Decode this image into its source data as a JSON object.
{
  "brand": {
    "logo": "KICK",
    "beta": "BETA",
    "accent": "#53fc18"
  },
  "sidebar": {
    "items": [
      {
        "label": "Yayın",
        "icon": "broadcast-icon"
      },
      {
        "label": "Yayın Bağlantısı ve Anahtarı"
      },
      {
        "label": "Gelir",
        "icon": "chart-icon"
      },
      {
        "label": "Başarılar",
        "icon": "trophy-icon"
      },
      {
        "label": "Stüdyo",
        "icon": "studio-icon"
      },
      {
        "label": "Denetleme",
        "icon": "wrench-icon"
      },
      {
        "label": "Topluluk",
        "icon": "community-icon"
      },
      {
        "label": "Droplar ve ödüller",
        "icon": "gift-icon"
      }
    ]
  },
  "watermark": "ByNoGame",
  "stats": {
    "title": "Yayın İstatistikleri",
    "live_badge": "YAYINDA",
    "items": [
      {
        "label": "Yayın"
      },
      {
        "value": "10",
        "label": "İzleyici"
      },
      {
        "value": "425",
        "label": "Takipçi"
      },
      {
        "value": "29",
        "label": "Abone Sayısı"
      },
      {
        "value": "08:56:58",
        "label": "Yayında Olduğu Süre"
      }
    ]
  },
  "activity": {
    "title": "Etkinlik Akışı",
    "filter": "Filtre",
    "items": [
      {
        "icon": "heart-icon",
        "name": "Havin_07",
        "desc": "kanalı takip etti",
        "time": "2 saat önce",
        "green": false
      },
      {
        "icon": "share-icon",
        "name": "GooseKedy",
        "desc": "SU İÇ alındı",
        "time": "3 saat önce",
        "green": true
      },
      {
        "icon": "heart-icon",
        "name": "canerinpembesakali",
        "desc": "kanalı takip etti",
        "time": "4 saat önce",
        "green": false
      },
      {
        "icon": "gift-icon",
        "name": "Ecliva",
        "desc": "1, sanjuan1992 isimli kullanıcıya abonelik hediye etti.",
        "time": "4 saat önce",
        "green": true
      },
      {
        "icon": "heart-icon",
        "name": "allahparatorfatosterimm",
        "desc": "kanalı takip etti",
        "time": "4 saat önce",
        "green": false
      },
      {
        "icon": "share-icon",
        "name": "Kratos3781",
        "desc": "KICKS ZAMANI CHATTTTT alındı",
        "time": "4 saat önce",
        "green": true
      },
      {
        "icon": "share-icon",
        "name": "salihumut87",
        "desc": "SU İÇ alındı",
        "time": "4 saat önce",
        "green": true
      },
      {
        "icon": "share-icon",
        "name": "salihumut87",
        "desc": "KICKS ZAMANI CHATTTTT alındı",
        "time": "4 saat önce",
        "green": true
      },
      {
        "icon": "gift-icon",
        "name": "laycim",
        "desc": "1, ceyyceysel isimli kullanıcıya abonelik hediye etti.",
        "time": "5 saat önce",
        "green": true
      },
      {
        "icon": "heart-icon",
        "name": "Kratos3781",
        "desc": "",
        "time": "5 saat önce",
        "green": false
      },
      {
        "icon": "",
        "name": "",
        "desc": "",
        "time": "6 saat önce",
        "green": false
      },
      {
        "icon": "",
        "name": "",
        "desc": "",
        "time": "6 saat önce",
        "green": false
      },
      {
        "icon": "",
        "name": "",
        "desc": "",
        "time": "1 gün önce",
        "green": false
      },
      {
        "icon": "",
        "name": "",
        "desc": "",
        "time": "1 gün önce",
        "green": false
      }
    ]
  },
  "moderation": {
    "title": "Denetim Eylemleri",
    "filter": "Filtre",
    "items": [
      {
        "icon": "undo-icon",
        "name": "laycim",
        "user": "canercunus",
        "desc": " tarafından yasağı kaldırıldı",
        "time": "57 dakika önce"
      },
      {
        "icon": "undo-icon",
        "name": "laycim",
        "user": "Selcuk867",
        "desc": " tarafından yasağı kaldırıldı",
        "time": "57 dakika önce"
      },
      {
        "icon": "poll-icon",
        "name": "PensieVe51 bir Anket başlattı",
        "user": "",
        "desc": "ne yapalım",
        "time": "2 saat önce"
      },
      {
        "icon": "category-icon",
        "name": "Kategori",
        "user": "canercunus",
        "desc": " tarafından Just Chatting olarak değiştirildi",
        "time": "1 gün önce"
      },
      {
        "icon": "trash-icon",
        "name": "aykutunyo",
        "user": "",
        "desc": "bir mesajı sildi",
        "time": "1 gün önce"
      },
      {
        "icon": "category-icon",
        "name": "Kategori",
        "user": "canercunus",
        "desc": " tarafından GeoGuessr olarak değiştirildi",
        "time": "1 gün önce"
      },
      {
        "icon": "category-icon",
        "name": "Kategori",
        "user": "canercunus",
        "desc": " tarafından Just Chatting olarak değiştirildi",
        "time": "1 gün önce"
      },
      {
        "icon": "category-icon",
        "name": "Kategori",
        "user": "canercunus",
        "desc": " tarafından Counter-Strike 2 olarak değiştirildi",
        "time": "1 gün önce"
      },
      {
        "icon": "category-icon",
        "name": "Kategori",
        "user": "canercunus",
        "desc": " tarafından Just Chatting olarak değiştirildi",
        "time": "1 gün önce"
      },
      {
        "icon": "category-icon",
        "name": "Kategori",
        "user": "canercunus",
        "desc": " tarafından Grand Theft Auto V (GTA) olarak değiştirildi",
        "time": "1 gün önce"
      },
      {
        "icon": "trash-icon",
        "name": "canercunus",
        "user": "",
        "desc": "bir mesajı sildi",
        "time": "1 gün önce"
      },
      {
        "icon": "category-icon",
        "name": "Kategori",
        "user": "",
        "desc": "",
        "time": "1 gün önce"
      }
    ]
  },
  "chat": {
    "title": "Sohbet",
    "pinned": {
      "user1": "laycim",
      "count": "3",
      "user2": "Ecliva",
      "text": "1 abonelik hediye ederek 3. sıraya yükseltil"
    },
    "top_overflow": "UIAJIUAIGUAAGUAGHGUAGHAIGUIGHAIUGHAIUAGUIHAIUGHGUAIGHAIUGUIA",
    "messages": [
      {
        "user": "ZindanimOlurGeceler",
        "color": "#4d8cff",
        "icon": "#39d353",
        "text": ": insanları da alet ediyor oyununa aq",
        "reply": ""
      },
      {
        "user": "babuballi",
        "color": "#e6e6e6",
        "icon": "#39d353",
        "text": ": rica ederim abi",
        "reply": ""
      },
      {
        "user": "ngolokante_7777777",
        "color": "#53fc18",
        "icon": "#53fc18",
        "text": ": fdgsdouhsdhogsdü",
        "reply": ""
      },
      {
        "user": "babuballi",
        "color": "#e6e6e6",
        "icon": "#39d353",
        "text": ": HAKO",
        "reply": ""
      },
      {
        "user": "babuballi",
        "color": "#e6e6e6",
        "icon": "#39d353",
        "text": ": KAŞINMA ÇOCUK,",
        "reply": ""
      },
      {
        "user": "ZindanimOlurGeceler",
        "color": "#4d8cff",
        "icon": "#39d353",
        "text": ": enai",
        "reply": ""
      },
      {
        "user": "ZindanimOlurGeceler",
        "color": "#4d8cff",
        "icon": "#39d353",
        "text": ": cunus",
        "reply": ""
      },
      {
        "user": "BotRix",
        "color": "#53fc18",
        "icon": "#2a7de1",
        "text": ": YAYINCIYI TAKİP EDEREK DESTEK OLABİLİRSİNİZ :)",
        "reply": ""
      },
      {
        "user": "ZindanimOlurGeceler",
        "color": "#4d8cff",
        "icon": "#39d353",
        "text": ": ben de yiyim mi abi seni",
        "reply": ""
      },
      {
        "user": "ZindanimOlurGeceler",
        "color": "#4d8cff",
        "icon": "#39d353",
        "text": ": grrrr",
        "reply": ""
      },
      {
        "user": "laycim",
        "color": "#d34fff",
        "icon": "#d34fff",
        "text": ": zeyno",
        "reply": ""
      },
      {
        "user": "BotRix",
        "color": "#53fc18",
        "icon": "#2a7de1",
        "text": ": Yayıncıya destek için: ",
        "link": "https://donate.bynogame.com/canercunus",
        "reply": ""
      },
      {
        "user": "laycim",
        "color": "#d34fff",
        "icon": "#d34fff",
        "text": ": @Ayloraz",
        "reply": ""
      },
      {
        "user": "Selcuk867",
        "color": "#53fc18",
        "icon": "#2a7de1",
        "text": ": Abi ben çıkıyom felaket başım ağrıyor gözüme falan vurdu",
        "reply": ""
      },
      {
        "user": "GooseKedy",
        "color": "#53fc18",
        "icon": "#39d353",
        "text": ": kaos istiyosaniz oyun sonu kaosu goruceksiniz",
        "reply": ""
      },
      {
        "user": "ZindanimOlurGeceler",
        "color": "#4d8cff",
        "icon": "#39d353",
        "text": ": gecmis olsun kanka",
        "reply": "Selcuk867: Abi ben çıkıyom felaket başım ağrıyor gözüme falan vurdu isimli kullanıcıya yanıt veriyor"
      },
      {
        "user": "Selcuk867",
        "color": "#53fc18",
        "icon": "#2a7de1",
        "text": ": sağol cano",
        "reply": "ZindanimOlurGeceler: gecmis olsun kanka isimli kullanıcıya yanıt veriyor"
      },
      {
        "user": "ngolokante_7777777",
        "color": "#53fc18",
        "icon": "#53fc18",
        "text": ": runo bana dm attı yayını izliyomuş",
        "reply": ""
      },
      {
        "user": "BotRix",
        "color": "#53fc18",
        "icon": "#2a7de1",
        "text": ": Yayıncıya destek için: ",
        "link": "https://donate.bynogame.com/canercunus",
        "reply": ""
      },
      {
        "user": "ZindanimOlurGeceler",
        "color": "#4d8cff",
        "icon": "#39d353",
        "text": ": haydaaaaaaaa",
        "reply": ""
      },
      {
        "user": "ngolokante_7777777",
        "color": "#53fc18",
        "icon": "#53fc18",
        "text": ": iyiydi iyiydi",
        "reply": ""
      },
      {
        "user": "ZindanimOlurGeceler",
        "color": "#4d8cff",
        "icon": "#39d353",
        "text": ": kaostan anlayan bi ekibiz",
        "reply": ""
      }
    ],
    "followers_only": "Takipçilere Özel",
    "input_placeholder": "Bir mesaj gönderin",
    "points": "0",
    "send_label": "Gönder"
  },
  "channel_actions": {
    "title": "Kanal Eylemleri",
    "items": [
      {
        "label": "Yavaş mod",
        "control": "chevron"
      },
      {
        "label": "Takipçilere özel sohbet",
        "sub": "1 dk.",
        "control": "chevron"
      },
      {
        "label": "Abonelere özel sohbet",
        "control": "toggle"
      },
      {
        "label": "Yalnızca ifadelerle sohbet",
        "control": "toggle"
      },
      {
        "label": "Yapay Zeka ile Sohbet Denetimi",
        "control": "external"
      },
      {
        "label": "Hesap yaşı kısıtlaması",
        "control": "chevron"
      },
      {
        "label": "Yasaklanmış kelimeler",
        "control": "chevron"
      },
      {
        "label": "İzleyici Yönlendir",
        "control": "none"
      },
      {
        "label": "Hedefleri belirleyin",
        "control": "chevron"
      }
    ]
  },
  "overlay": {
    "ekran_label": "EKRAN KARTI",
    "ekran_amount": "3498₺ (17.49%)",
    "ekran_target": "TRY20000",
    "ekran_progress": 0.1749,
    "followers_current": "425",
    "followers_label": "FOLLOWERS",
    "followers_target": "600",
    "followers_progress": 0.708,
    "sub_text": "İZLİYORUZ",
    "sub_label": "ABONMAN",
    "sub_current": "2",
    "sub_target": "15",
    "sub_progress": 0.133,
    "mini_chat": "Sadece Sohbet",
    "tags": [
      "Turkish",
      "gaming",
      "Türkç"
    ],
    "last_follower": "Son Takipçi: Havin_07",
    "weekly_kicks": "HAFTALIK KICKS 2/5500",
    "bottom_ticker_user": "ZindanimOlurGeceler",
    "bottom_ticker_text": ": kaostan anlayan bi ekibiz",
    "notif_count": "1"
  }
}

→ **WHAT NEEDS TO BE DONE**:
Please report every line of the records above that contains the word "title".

→ **WRITTEN ANSWER**:
    "title": "Yayın İstatistikleri",
    "title": "Etkinlik Akışı",
    "title": "Denetim Eylemleri",
    "title": "Sohbet",
    "title": "Kanal Eylemleri",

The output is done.